(Entries from a dataset of interfaces)
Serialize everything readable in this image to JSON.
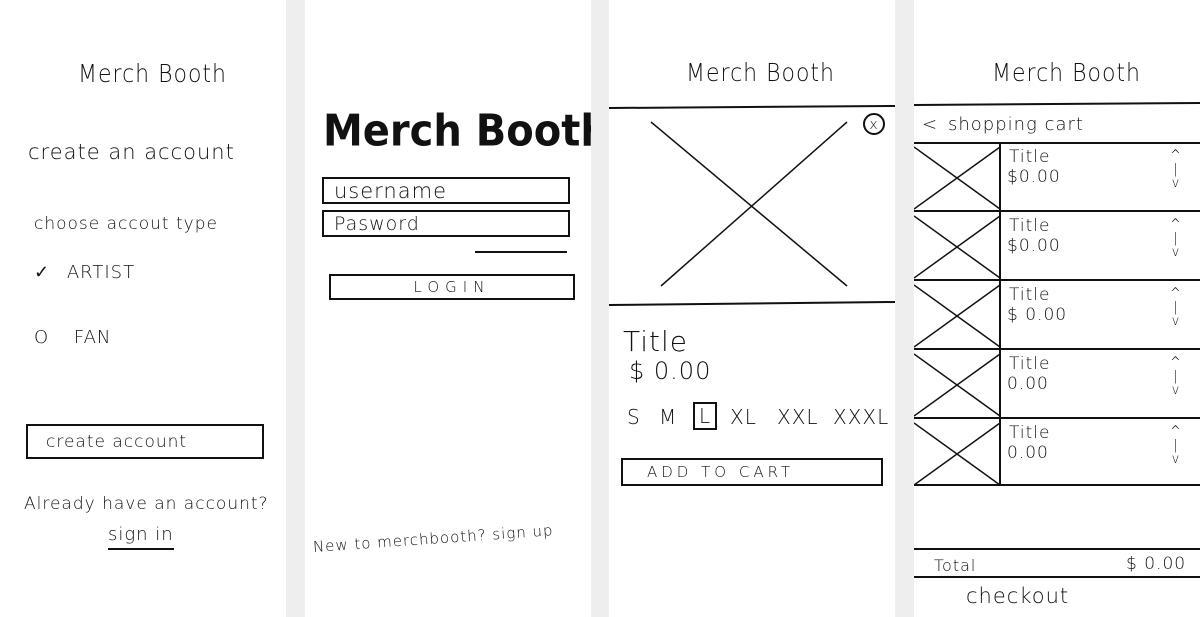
{
  "signup": {
    "brand": "Merch Booth",
    "heading": "create an account",
    "account_type_label": "choose accout type",
    "options": [
      {
        "mark": "✓",
        "label": "ARTIST"
      },
      {
        "mark": "O",
        "label": "FAN"
      }
    ],
    "create_button": "create account",
    "already_text": "Already have an account?",
    "sign_in_link": "sign in"
  },
  "login": {
    "brand": "Merch Booth",
    "username_placeholder": "username",
    "password_placeholder": "Pasword",
    "login_button": "LOGIN",
    "footer_text": "New to merchbooth? sign up"
  },
  "product": {
    "brand": "Merch Booth",
    "close_glyph": "x",
    "title": "Title",
    "price": "$ 0.00",
    "sizes": [
      {
        "label": "S",
        "selected": false
      },
      {
        "label": "M",
        "selected": false
      },
      {
        "label": "L",
        "selected": true
      },
      {
        "label": "XL",
        "selected": false
      },
      {
        "label": "XXL",
        "selected": false
      },
      {
        "label": "XXXL",
        "selected": false
      }
    ],
    "add_to_cart": "ADD TO CART"
  },
  "cart": {
    "brand": "Merch Booth",
    "back_glyph": "<",
    "heading": "shopping cart",
    "items": [
      {
        "title": "Title",
        "price": "$0.00"
      },
      {
        "title": "Title",
        "price": "$0.00"
      },
      {
        "title": "Title",
        "price": "$ 0.00"
      },
      {
        "title": "Title",
        "price": "0.00"
      },
      {
        "title": "Title",
        "price": "0.00"
      }
    ],
    "qty_glyph": "^\n|\nv",
    "total_label": "Total",
    "total_value": "$ 0.00",
    "checkout": "checkout"
  }
}
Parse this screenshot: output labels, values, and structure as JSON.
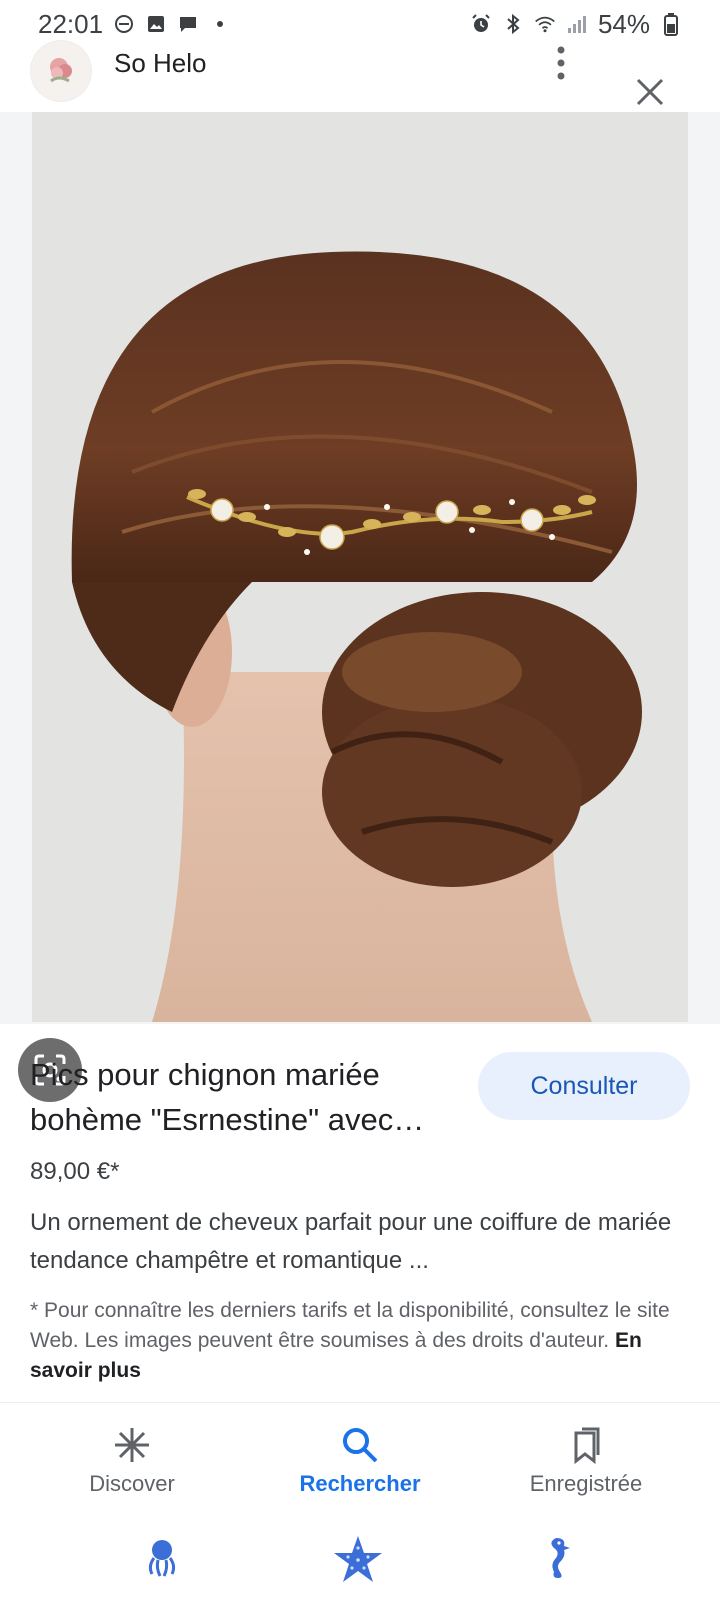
{
  "status_bar": {
    "time": "22:01",
    "left_icons": [
      "do-not-disturb-icon",
      "gallery-icon",
      "message-icon",
      "dot-icon"
    ],
    "right_icons": [
      "alarm-icon",
      "bluetooth-icon",
      "wifi-icon",
      "signal-icon"
    ],
    "battery": "54%"
  },
  "header": {
    "site_name": "So Helo",
    "menu_icon": "more-vertical-icon",
    "close_icon": "close-icon"
  },
  "image": {
    "description_icon": "lens-search-icon"
  },
  "product": {
    "title": "Pics pour chignon mariée bohème \"Esrnestine\" avec…",
    "cta_label": "Consulter",
    "price": "89,00 €*",
    "description": "Un ornement de cheveux parfait pour une coiffure de mariée tendance champêtre et romantique ...",
    "disclaimer": "* Pour connaître les derniers tarifs et la disponibilité, consultez le site Web. Les images peuvent être soumises à des droits d'auteur.",
    "learn_more": "En savoir plus"
  },
  "bottom_nav": {
    "items": [
      {
        "label": "Discover",
        "icon": "discover-icon",
        "active": false
      },
      {
        "label": "Rechercher",
        "icon": "search-icon",
        "active": true
      },
      {
        "label": "Enregistrée",
        "icon": "saved-icon",
        "active": false
      }
    ]
  },
  "system_nav": [
    "octopus-icon",
    "starfish-icon",
    "seahorse-icon"
  ],
  "colors": {
    "accent": "#1a73e8",
    "cta_bg": "#e8f0fe",
    "cta_text": "#1a56b3"
  }
}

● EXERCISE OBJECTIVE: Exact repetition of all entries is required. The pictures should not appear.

● ANSWER FOR THE TASK:
Serialize everything readable in this image to JSON.
{
  "signup": {
    "brand": "Merch Booth",
    "heading": "create an account",
    "account_type_label": "choose accout type",
    "options": [
      {
        "mark": "✓",
        "label": "ARTIST"
      },
      {
        "mark": "O",
        "label": "FAN"
      }
    ],
    "create_button": "create account",
    "already_text": "Already have an account?",
    "sign_in_link": "sign in"
  },
  "login": {
    "brand": "Merch Booth",
    "username_placeholder": "username",
    "password_placeholder": "Pasword",
    "login_button": "LOGIN",
    "footer_text": "New to merchbooth? sign up"
  },
  "product": {
    "brand": "Merch Booth",
    "close_glyph": "x",
    "title": "Title",
    "price": "$ 0.00",
    "sizes": [
      {
        "label": "S",
        "selected": false
      },
      {
        "label": "M",
        "selected": false
      },
      {
        "label": "L",
        "selected": true
      },
      {
        "label": "XL",
        "selected": false
      },
      {
        "label": "XXL",
        "selected": false
      },
      {
        "label": "XXXL",
        "selected": false
      }
    ],
    "add_to_cart": "ADD TO CART"
  },
  "cart": {
    "brand": "Merch Booth",
    "back_glyph": "<",
    "heading": "shopping cart",
    "items": [
      {
        "title": "Title",
        "price": "$0.00"
      },
      {
        "title": "Title",
        "price": "$0.00"
      },
      {
        "title": "Title",
        "price": "$ 0.00"
      },
      {
        "title": "Title",
        "price": "0.00"
      },
      {
        "title": "Title",
        "price": "0.00"
      }
    ],
    "qty_glyph": "^\n|\nv",
    "total_label": "Total",
    "total_value": "$ 0.00",
    "checkout": "checkout"
  }
}
Parse this screenshot: output labels, values, and structure as JSON.
{
  "status_bar": {
    "time": "22:01",
    "left_icons": [
      "do-not-disturb-icon",
      "gallery-icon",
      "message-icon",
      "dot-icon"
    ],
    "right_icons": [
      "alarm-icon",
      "bluetooth-icon",
      "wifi-icon",
      "signal-icon"
    ],
    "battery": "54%"
  },
  "header": {
    "site_name": "So Helo",
    "menu_icon": "more-vertical-icon",
    "close_icon": "close-icon"
  },
  "image": {
    "description_icon": "lens-search-icon"
  },
  "product": {
    "title": "Pics pour chignon mariée bohème \"Esrnestine\" avec…",
    "cta_label": "Consulter",
    "price": "89,00 €*",
    "description": "Un ornement de cheveux parfait pour une coiffure de mariée tendance champêtre et romantique ...",
    "disclaimer": "* Pour connaître les derniers tarifs et la disponibilité, consultez le site Web. Les images peuvent être soumises à des droits d'auteur.",
    "learn_more": "En savoir plus"
  },
  "bottom_nav": {
    "items": [
      {
        "label": "Discover",
        "icon": "discover-icon",
        "active": false
      },
      {
        "label": "Rechercher",
        "icon": "search-icon",
        "active": true
      },
      {
        "label": "Enregistrée",
        "icon": "saved-icon",
        "active": false
      }
    ]
  },
  "system_nav": [
    "octopus-icon",
    "starfish-icon",
    "seahorse-icon"
  ],
  "colors": {
    "accent": "#1a73e8",
    "cta_bg": "#e8f0fe",
    "cta_text": "#1a56b3"
  }
}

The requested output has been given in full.